_ACTIVITY_
Please reproduce the lines of the records below from the one holding "Extract the structured" through the one holding "Convert this screenshot", inclusive, skipping all pictures.
====== RECORDS FOR THE TASK
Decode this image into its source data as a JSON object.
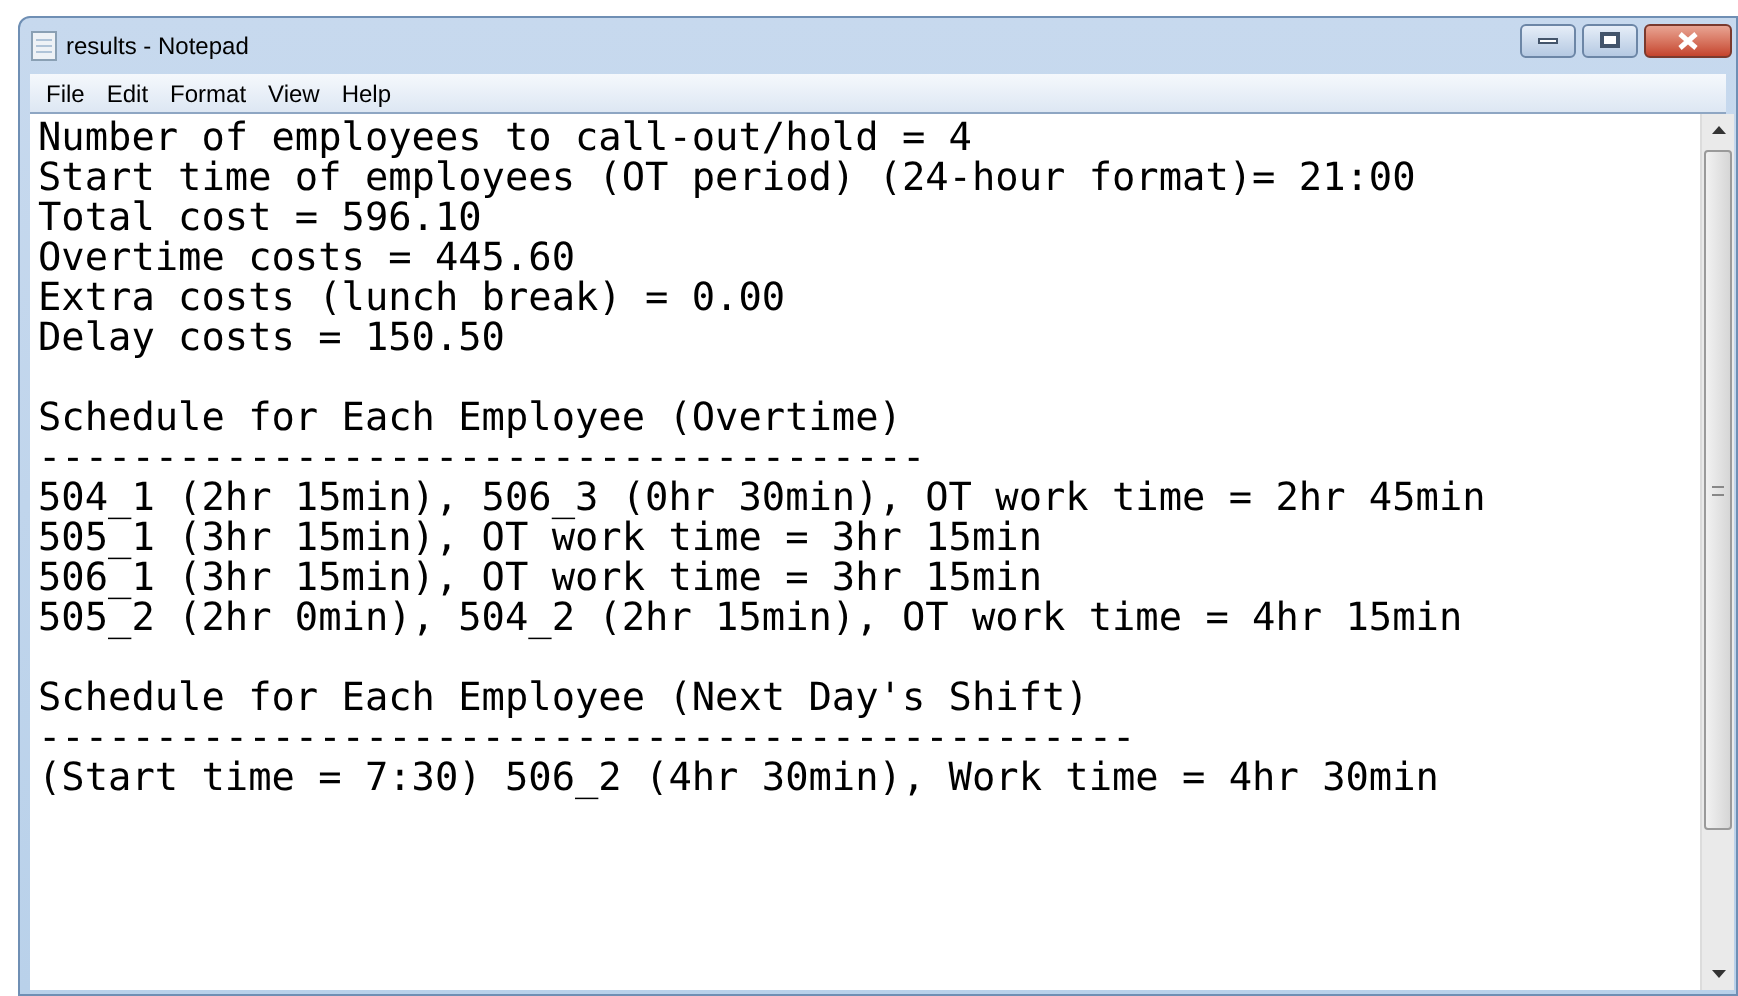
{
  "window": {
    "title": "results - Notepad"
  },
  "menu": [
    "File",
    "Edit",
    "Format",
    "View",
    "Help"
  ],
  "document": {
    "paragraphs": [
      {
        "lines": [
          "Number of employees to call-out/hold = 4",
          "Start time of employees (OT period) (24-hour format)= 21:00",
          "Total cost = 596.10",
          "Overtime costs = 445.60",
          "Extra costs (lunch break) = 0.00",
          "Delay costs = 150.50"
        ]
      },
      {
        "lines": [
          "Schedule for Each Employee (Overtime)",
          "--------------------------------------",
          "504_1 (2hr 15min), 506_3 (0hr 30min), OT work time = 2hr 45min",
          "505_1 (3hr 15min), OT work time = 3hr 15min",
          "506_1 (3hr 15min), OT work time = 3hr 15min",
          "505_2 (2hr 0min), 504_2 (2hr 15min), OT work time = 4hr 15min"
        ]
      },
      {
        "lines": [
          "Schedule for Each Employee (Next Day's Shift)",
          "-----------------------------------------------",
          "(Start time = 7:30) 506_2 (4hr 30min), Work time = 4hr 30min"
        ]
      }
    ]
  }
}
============
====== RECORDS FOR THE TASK
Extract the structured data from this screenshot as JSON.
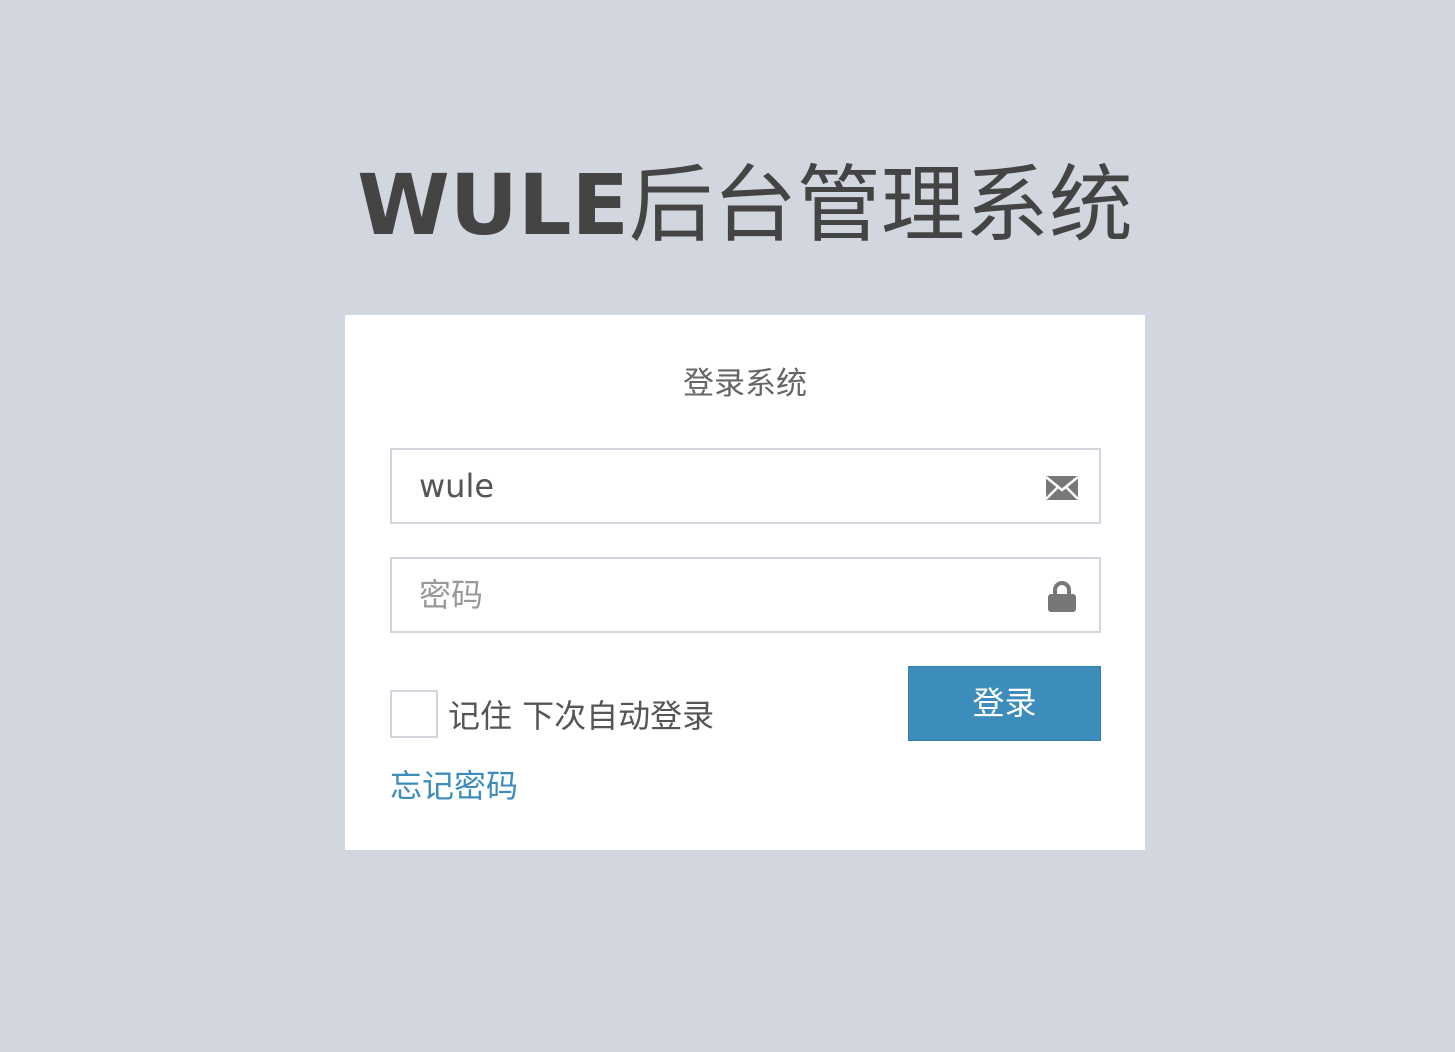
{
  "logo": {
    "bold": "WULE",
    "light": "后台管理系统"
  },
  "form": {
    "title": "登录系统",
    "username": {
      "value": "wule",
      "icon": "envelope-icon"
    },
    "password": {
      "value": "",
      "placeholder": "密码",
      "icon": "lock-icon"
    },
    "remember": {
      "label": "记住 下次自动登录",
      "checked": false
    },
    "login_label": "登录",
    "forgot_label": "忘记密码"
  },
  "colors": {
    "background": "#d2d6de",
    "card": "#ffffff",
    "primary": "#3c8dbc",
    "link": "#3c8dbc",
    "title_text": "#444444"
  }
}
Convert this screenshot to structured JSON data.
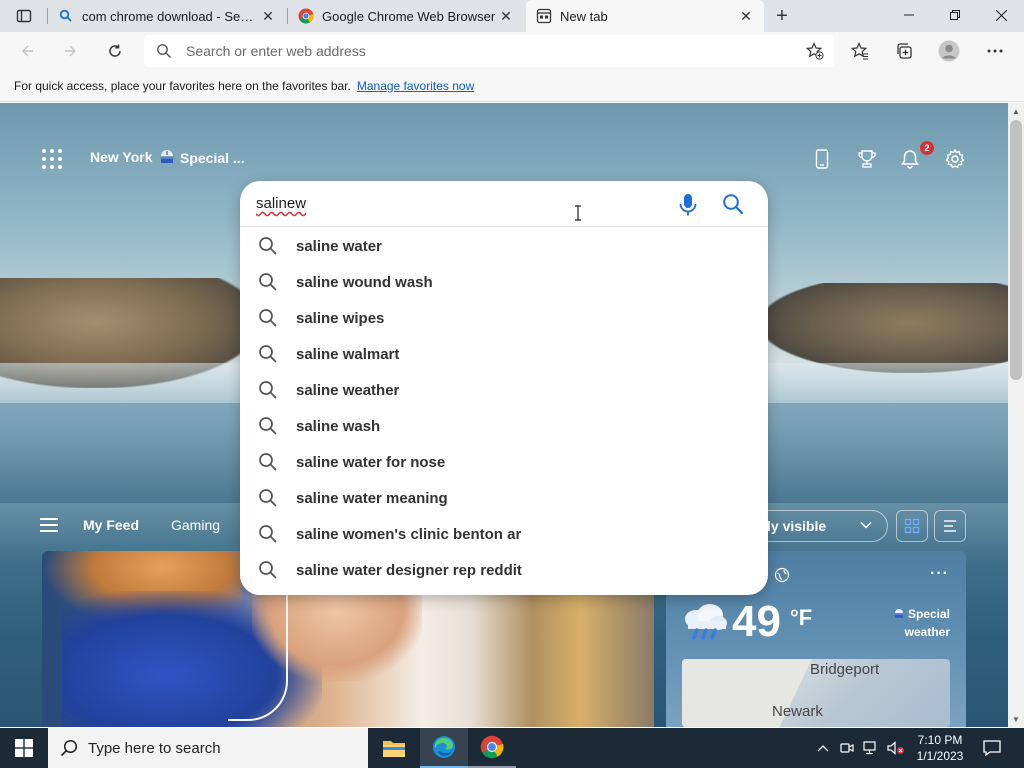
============
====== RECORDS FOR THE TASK
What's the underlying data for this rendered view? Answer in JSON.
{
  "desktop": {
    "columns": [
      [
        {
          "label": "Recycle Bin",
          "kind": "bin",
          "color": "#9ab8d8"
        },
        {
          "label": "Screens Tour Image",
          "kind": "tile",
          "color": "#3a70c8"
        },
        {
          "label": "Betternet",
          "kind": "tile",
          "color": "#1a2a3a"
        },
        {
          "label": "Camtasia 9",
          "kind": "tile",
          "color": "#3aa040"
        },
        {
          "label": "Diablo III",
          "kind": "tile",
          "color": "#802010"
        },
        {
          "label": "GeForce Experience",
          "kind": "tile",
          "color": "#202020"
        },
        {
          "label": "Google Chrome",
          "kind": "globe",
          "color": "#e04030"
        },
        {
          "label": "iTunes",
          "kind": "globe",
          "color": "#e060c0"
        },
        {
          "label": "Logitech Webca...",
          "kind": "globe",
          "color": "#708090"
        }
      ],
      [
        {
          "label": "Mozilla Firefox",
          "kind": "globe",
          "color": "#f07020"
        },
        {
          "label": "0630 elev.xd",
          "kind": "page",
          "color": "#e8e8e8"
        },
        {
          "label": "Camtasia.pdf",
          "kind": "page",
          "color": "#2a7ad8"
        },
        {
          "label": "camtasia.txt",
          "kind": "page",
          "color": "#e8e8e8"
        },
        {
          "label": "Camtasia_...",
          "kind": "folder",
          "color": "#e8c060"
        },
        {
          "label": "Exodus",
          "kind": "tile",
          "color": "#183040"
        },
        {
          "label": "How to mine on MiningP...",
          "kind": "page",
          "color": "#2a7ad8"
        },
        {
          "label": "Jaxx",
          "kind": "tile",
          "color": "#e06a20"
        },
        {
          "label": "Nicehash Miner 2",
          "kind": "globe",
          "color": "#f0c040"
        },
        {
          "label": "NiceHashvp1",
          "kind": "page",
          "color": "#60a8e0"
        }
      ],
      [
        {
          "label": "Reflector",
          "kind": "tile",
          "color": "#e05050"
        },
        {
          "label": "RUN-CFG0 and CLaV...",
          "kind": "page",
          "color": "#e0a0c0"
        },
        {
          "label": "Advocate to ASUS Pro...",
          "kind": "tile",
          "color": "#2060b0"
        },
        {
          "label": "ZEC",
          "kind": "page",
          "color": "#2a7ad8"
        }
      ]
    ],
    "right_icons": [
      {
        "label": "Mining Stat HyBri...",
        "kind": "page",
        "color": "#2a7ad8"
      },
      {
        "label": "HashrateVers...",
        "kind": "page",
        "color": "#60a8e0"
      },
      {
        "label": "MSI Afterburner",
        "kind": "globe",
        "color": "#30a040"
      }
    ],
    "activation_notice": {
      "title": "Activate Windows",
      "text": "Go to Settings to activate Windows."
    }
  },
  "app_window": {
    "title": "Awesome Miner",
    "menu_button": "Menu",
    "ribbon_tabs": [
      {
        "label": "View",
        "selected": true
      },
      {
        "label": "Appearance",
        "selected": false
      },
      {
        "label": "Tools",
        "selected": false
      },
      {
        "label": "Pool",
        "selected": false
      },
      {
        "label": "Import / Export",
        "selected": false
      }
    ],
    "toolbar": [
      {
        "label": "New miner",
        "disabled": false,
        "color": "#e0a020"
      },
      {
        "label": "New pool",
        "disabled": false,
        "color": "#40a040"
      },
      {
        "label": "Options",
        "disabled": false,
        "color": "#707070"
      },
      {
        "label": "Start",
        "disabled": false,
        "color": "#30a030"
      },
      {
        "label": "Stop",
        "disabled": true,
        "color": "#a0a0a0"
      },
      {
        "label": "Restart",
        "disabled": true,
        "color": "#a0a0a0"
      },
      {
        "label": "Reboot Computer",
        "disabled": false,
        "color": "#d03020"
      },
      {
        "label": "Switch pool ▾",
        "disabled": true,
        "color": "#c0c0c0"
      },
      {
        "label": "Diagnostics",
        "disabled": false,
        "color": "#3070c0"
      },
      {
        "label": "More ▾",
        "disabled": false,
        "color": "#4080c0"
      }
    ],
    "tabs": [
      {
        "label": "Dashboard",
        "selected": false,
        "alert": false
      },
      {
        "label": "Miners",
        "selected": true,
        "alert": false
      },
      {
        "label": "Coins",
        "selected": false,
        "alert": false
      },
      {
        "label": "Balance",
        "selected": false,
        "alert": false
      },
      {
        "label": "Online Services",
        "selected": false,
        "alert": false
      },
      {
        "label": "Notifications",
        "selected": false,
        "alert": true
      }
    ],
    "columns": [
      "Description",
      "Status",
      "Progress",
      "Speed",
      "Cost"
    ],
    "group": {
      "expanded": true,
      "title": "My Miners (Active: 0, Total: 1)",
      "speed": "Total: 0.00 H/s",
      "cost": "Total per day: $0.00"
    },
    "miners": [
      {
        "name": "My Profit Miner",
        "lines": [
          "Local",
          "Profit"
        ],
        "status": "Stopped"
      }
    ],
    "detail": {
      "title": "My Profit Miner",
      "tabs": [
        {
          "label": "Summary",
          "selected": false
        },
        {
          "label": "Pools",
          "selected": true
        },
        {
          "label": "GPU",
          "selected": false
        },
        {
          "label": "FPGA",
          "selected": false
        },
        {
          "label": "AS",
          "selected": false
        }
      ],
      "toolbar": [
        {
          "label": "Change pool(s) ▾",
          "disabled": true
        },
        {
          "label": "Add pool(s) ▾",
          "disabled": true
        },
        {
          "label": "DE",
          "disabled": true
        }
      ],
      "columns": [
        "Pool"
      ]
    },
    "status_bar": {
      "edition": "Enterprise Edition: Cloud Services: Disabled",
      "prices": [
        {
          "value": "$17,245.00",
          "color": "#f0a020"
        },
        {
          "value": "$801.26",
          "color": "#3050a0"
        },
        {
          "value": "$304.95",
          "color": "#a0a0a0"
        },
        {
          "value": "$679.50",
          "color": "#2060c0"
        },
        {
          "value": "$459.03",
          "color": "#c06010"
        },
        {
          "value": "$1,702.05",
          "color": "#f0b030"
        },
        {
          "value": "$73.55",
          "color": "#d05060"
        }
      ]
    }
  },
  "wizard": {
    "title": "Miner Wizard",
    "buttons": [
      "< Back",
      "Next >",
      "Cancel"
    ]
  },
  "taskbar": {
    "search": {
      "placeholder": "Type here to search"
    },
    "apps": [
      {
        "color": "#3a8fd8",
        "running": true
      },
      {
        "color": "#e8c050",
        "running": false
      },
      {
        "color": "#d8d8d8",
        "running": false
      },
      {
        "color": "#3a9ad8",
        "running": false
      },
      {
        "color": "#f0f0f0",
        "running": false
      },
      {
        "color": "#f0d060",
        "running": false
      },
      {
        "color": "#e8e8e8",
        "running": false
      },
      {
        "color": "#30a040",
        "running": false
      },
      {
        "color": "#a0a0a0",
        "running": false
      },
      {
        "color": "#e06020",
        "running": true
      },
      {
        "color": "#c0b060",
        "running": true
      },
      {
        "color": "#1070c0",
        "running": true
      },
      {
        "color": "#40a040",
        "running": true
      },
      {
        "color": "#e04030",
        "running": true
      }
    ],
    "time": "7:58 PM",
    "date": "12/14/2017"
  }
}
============
_EXERCISE ANSWER_
Extract the structured data from this screenshot as JSON.
{
  "logo": {
    "bold": "WULE",
    "light": "后台管理系统"
  },
  "form": {
    "title": "登录系统",
    "username": {
      "value": "wule",
      "icon": "envelope-icon"
    },
    "password": {
      "value": "",
      "placeholder": "密码",
      "icon": "lock-icon"
    },
    "remember": {
      "label": "记住 下次自动登录",
      "checked": false
    },
    "login_label": "登录",
    "forgot_label": "忘记密码"
  },
  "colors": {
    "background": "#d2d6de",
    "card": "#ffffff",
    "primary": "#3c8dbc",
    "link": "#3c8dbc",
    "title_text": "#444444"
  }
}
Convert this screenshot to structured JSON data.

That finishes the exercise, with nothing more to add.